To our family, friends and curious readers: this is Dave and my initial blog. With the invitation we received from the Peace Corps came our need to stay in touch and let all of you know not only where we are but also some of what we will be doing for the next 27 months. We will each post updates periodically when we have internet access, so we invite you to check our site occasionally to see what's going on in another part of the world.
Ducking " down the rabbit hole" , as Alice in Wonderland did, is what Dave and I will be doing soon, as we depart for service in the Peace Corps in Niger, Africa. No, not Nigeria, but Niger, or nee jer, as the locals pronounce it. On October 21, 2010, we fly out of Philadelphia to Niamey, Niger with a brief stop in Paris. After almost 1 1/2 years of anticipation and planning, we will finally embark on our adventure with the Peace Corps. We will go "down the rabbit hole" and expect our lives to change.
So how did this all come about??? In the spring, 2009, we heard a Peace Corps recruiter speak at the University of North Carolina Wilmington. He inspired us with his description of service in Jordan. He also mentioned that the Peace Corps was trying to recruit more volunteers over age fifty. Since we had wanted to do something like this for over 10 years, we decided to apply and see what would happen. In August, 2009, we completed on-line applications for the Peace Corps. (An accomplishment in itself!). We wrote essays, provided references, were finger printed and interviewed, and endured extensive medical, dental and vision exams. Even though we are older than the usual applicants,do not speak French or Spanish, and are a married couple with different skills, we were nominated, then invited to serve in Niger.

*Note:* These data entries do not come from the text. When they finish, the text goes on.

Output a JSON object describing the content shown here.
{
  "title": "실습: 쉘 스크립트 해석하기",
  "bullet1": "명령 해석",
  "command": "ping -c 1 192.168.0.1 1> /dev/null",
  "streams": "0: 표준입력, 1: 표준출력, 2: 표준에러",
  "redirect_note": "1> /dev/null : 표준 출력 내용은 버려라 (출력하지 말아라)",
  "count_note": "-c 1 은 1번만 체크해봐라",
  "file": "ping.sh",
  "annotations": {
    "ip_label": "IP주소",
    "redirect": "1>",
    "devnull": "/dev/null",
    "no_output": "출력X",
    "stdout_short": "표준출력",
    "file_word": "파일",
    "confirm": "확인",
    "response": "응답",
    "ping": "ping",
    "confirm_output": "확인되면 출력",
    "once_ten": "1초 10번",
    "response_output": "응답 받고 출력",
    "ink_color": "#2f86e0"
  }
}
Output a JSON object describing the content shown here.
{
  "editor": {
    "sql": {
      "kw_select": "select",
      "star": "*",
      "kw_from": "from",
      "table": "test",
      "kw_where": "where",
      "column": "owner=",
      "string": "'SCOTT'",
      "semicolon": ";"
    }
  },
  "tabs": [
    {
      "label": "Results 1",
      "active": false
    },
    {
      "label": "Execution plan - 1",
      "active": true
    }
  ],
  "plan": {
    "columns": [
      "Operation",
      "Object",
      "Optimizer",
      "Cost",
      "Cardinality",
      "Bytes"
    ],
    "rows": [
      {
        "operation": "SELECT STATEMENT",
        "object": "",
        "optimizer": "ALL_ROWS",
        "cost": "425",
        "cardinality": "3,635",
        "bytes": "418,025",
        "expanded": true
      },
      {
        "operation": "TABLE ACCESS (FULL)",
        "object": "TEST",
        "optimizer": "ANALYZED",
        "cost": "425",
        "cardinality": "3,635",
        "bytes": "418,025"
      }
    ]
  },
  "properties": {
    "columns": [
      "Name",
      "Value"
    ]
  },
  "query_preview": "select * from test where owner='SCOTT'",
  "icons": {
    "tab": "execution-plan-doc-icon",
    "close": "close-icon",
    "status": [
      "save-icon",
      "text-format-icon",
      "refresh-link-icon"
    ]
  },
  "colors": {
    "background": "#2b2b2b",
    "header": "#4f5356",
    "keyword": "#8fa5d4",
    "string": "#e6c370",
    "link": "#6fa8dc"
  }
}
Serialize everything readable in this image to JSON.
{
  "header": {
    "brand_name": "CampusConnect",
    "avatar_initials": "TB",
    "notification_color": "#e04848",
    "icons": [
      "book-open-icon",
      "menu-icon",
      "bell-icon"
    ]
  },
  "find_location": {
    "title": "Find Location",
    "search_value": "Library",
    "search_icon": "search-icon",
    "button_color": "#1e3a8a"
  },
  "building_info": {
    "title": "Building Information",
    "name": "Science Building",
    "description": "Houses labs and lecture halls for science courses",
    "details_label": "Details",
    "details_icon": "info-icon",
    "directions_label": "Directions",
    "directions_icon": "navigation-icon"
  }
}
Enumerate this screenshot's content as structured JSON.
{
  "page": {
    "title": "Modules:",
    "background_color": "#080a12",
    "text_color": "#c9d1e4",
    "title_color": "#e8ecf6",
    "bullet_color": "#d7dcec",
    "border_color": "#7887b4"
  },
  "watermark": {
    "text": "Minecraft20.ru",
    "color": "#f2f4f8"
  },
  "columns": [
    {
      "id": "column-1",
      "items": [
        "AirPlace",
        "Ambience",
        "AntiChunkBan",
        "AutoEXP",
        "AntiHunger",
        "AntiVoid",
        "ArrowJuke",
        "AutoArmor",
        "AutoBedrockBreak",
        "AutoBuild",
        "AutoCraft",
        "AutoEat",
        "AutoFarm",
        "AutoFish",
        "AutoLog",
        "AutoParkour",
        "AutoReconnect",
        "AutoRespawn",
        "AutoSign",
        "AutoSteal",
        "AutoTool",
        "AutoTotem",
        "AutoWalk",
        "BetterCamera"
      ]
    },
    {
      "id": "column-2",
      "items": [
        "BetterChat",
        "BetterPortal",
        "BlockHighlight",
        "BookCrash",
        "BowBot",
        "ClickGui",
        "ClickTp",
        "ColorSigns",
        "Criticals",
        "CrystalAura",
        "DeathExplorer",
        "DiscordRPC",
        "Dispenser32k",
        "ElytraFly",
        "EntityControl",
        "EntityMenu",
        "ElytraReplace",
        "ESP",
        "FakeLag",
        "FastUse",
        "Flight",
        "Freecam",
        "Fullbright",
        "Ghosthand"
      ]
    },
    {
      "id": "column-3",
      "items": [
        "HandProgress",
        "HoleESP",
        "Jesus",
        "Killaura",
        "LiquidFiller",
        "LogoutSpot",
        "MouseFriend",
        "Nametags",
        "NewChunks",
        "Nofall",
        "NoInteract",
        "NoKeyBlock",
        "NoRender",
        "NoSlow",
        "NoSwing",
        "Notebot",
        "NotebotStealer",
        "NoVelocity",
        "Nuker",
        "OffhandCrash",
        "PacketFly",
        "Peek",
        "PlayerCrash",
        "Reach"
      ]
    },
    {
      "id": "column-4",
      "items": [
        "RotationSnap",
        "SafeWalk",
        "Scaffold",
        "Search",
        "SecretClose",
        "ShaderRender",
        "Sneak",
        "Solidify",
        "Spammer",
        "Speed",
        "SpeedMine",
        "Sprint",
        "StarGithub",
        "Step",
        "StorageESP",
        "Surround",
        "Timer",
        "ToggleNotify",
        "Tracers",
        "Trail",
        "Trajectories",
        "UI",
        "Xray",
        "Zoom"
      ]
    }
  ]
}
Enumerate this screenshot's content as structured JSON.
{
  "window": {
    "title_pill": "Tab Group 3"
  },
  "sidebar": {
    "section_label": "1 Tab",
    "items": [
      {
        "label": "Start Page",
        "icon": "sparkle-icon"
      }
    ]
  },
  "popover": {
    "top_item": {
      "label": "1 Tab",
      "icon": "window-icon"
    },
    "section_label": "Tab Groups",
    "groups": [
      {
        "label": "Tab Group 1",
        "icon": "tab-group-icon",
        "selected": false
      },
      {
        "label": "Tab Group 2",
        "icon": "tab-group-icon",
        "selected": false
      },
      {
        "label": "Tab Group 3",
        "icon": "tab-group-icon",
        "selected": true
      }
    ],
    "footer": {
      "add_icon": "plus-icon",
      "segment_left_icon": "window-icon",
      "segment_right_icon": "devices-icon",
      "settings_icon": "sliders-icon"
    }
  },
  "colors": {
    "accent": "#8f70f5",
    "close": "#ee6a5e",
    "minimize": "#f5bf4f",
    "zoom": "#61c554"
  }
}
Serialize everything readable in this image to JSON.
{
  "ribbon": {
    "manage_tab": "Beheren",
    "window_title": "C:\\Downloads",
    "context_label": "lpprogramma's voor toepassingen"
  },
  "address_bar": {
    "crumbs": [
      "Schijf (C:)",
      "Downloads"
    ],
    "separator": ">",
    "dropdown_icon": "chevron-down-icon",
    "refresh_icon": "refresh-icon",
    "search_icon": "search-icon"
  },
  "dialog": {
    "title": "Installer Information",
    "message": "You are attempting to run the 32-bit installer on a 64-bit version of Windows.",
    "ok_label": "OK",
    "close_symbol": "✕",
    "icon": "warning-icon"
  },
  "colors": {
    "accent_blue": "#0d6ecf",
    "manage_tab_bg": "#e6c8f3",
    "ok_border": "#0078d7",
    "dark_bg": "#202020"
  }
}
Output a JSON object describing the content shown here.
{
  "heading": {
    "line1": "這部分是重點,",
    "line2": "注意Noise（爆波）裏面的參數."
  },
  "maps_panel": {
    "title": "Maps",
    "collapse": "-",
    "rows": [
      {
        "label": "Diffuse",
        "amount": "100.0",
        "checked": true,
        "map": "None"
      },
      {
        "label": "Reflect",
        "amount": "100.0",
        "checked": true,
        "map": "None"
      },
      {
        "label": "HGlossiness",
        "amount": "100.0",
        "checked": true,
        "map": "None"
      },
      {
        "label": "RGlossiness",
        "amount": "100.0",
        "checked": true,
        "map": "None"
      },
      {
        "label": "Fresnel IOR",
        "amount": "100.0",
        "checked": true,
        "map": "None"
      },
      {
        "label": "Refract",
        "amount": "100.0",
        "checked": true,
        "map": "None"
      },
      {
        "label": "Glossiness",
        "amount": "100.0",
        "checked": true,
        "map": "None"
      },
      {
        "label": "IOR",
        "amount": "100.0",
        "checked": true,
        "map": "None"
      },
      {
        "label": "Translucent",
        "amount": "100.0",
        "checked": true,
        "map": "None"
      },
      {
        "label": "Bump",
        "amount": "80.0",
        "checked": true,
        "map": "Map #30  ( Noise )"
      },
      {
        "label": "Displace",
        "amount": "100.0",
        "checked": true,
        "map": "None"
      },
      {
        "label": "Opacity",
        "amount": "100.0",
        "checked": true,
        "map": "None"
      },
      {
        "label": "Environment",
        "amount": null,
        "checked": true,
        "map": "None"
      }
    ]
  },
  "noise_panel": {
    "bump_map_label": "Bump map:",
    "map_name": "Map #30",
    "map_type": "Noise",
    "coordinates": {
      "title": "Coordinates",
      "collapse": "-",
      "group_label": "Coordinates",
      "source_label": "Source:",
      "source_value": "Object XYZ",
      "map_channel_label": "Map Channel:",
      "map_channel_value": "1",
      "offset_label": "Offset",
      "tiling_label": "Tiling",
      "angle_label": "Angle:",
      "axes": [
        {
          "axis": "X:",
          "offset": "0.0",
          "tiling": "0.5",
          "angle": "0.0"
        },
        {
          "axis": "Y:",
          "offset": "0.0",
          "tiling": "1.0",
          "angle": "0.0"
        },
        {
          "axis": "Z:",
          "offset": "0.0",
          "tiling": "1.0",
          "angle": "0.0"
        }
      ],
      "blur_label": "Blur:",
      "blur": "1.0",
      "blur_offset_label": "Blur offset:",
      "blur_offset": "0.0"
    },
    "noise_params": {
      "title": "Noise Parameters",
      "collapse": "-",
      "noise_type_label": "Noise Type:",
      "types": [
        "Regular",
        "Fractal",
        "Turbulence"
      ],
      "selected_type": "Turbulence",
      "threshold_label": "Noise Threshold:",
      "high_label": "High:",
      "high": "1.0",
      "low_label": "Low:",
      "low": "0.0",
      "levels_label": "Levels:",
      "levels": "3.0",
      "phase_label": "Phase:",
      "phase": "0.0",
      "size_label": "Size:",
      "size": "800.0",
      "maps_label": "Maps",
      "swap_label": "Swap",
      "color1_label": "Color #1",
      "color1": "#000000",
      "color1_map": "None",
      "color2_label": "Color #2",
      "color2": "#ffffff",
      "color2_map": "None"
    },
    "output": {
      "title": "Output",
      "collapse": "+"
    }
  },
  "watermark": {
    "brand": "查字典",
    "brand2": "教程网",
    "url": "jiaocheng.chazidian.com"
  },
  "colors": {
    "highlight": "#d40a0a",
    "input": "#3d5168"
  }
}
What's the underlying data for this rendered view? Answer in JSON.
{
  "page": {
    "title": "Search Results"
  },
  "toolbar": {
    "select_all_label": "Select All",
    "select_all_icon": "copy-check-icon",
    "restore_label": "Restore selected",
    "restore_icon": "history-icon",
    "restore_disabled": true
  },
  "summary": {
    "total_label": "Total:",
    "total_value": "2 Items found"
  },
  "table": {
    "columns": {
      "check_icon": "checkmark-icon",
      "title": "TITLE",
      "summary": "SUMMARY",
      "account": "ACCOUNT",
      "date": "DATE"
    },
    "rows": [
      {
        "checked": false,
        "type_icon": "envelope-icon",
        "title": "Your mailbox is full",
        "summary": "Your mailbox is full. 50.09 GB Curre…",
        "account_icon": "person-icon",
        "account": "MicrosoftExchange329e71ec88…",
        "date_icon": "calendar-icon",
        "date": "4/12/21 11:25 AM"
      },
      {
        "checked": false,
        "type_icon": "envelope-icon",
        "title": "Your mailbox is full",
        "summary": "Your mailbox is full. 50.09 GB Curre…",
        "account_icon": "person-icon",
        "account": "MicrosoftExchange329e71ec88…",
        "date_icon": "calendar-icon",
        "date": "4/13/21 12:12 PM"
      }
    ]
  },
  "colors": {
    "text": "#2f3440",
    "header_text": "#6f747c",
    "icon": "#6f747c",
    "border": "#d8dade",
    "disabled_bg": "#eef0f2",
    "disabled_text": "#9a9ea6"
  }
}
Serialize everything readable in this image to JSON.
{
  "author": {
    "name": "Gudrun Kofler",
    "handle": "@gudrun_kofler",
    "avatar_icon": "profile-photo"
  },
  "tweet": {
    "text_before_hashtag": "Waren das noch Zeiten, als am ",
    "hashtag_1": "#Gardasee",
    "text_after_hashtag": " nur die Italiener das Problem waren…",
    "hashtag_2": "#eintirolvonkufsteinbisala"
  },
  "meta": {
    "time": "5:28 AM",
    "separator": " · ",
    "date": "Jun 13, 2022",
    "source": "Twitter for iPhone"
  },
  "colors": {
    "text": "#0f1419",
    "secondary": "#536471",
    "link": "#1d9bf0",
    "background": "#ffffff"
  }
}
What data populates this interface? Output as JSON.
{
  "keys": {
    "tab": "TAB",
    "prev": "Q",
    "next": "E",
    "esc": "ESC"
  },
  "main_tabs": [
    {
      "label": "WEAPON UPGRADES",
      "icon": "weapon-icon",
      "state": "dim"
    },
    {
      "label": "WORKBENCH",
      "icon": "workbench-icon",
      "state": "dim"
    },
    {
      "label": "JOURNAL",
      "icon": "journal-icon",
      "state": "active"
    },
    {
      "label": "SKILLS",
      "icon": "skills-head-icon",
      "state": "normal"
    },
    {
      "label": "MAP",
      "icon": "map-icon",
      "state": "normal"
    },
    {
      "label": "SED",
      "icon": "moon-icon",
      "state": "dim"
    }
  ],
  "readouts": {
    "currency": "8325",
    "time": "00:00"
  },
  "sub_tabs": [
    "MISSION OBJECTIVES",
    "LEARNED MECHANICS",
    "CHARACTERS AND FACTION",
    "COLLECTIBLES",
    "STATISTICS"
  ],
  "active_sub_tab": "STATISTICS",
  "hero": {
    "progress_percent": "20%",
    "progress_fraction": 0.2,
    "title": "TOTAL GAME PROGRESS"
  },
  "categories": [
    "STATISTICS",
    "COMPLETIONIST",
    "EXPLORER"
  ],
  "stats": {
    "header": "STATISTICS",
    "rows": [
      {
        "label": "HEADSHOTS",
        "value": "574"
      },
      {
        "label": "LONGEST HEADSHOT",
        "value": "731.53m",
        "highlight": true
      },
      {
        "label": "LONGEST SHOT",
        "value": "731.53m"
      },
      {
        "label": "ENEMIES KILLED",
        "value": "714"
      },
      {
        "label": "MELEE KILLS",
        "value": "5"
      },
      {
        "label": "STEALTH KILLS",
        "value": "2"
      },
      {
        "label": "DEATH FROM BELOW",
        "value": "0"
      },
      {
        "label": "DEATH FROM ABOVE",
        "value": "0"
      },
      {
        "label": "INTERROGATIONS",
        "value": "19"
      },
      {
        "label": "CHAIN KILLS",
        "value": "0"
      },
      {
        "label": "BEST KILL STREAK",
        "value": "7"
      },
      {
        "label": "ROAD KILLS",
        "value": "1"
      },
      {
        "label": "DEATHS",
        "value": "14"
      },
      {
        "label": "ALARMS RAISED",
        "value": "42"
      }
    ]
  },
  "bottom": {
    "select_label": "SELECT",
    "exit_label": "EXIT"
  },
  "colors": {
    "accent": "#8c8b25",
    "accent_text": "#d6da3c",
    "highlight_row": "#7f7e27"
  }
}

After locating Niger on the map of Africa, we began researching the country and found it to be one of, if not THE , poorest countries in the world. It ranks #182 out of 182 on the United Nations Human Development Scale. After a 3 month in-country training period where we will have extensive language, cultural, safety and technical training for our work, we will be posted to a village somewhere in rural Niger. There we will have no electricity, rely on well water, and have limited cell phone and internet access except when we travel to the capital city of Niamey or to the regional Peace Corps office. We expect to have a true Peace Corps experience as Dave works in an agriculture/forestry program and Judy, in health.
Why then, would we, as relatively reasonable people, decide to put our lives on hold to join the Peace Corps when the average volunteer's age is in the mid-20's? Our answer to WHY? we'd willingly go"down the rabbit hole" and turn our comfortable life upside down is----because we can! We've wanted to do this for years and although there is never a perfect time to voluntarily change one's life, we want to do something meaningful with our lives before we are too old. We can now afford to do it, we are healthy, and we have immense family support. In a word, life is short, make it count!
So, this is the beginning. Dave and I will both post our thoughts and experiences so that you'll read about our experiences from 2 quite different perspectives. We do agree on one point, however, and that is, we value our family, friends, and readers and do not want to lose contact with any of you. We also want to thank each of you for your interest (curiosity?), concern, and well wishes. We are most grateful for that support.
Until our next post, Salamu alaikum or peace be with you , in the local language of Hausa which we are now studying. Lahiya lau (in health), Judy